[ACTIVITY]:
All lines in the records below with the word "role" must be returned.

(Data records for software interfaces)
------------------------

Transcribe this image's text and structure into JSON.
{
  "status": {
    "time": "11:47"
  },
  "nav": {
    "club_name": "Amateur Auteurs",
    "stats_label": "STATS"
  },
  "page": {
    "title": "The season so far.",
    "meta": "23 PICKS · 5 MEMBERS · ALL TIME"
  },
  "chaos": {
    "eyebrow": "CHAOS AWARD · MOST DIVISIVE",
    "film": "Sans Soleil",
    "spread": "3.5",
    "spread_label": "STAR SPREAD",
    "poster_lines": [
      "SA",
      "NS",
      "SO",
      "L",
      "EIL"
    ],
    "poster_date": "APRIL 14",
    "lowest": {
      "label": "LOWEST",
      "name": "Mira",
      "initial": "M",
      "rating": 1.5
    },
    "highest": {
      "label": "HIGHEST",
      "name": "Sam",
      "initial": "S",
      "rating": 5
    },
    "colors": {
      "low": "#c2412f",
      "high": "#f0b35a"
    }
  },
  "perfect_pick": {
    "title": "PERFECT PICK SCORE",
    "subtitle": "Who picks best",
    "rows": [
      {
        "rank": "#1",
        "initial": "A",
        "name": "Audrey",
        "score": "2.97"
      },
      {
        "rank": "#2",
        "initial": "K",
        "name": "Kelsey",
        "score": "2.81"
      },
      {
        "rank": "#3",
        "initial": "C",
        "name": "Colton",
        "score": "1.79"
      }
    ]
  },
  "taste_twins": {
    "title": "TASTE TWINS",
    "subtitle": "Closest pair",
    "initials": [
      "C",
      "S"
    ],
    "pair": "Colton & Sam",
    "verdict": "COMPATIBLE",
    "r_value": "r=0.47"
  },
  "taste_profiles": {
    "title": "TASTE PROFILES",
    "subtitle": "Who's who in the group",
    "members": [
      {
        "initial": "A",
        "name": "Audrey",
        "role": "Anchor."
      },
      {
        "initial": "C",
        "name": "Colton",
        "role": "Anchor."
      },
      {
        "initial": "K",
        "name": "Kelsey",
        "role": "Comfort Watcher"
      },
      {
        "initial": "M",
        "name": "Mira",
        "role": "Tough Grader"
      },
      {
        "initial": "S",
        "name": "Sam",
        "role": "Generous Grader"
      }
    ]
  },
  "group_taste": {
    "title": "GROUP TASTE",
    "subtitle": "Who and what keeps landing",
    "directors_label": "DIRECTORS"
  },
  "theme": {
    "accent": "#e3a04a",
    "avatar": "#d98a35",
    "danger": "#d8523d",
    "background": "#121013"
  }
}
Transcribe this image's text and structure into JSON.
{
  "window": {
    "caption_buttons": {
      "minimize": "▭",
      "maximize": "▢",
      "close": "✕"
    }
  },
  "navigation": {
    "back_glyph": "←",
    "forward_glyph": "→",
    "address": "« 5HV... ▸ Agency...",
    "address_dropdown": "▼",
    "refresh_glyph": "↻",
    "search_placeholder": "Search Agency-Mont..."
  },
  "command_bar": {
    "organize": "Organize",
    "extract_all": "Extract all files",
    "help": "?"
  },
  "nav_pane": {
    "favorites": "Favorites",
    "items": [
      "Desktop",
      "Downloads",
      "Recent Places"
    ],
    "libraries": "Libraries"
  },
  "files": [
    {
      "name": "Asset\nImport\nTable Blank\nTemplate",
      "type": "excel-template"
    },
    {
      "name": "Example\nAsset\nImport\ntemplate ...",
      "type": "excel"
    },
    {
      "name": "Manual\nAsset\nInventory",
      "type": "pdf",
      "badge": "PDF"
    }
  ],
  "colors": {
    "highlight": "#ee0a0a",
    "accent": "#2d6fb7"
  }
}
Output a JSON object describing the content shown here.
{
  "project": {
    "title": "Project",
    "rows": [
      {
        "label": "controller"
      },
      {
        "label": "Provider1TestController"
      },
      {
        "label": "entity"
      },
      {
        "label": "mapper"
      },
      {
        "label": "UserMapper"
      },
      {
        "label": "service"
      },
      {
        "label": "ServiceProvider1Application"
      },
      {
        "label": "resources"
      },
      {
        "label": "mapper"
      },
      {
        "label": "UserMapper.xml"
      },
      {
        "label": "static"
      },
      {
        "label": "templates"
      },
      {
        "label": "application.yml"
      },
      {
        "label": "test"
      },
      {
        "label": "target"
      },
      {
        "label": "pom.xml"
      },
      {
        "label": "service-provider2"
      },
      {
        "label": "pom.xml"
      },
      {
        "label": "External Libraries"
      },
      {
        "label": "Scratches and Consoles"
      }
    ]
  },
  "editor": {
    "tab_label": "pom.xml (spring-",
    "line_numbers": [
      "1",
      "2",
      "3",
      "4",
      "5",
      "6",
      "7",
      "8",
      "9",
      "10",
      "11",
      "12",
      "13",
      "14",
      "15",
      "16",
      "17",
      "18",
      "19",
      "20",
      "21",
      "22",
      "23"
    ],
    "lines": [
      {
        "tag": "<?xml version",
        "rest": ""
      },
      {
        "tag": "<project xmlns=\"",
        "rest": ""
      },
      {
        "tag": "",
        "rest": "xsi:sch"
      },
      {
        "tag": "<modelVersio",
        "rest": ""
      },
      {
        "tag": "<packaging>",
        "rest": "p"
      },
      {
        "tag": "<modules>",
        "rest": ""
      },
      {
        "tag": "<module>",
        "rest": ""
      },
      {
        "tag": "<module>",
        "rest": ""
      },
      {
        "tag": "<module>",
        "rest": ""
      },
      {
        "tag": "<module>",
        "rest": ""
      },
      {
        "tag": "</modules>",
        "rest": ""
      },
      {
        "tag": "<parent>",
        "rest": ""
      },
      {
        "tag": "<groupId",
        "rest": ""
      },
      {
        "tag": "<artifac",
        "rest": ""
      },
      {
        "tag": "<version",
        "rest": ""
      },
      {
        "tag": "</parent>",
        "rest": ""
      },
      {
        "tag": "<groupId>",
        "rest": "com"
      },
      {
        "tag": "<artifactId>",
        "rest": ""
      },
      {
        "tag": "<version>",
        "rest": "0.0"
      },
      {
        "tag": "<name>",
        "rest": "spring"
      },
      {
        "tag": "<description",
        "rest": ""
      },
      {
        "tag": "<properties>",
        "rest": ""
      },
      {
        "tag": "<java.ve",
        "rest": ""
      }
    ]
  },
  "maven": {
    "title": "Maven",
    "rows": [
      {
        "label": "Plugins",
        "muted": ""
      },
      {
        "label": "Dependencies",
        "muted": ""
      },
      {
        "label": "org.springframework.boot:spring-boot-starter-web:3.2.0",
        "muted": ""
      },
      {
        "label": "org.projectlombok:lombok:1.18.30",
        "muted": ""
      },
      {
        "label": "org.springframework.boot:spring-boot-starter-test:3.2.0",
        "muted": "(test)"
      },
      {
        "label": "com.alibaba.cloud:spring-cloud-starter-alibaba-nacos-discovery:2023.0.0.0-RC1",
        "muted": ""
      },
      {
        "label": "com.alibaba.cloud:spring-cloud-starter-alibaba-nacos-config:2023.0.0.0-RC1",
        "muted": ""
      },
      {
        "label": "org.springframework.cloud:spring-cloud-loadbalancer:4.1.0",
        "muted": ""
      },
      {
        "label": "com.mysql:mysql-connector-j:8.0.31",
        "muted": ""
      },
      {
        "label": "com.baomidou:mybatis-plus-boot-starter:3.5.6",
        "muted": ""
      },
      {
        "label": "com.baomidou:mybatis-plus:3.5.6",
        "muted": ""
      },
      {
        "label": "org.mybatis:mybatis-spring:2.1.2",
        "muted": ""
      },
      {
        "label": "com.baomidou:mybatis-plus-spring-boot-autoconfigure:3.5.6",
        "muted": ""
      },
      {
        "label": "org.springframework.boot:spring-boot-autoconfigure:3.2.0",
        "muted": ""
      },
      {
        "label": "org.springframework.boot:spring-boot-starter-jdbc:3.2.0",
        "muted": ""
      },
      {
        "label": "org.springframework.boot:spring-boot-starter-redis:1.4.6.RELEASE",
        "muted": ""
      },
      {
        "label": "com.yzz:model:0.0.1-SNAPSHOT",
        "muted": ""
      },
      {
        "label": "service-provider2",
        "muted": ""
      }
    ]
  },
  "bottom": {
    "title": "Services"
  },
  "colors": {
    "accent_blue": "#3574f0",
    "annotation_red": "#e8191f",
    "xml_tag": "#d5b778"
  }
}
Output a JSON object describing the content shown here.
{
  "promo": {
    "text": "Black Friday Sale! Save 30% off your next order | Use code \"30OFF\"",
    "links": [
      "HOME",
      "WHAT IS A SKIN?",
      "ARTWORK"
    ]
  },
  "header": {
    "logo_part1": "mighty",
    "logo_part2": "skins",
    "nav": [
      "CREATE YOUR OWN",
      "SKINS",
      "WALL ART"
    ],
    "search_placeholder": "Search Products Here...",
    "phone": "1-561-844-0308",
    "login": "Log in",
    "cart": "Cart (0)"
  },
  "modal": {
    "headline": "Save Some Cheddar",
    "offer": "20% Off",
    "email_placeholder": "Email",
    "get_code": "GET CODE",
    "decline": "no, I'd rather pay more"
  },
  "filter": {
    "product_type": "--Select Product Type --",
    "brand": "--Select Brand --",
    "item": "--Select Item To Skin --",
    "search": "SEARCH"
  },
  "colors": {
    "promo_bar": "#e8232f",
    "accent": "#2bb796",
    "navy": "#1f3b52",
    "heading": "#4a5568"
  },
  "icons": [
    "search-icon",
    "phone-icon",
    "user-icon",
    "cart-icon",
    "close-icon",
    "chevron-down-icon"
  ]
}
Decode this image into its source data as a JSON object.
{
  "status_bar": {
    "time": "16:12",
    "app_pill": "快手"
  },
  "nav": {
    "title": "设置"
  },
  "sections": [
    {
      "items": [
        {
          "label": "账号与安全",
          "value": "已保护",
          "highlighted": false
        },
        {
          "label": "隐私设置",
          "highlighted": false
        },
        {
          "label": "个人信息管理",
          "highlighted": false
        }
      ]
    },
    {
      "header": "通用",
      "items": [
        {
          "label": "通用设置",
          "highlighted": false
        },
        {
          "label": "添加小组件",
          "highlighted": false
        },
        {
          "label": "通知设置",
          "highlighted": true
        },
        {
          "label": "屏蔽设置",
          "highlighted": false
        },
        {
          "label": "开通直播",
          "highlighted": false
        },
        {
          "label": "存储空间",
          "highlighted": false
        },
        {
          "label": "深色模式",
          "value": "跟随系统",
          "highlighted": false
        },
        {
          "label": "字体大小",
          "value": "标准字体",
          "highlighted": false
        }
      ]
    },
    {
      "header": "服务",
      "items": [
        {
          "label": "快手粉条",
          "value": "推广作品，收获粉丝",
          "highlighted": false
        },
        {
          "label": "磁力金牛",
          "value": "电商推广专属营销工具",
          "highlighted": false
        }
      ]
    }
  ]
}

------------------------

[ANSWER FOR THE TASK]:
        "role": "Anchor."
        "role": "Anchor."
        "role": "Comfort Watcher"
        "role": "Tough Grader"
        "role": "Generous Grader"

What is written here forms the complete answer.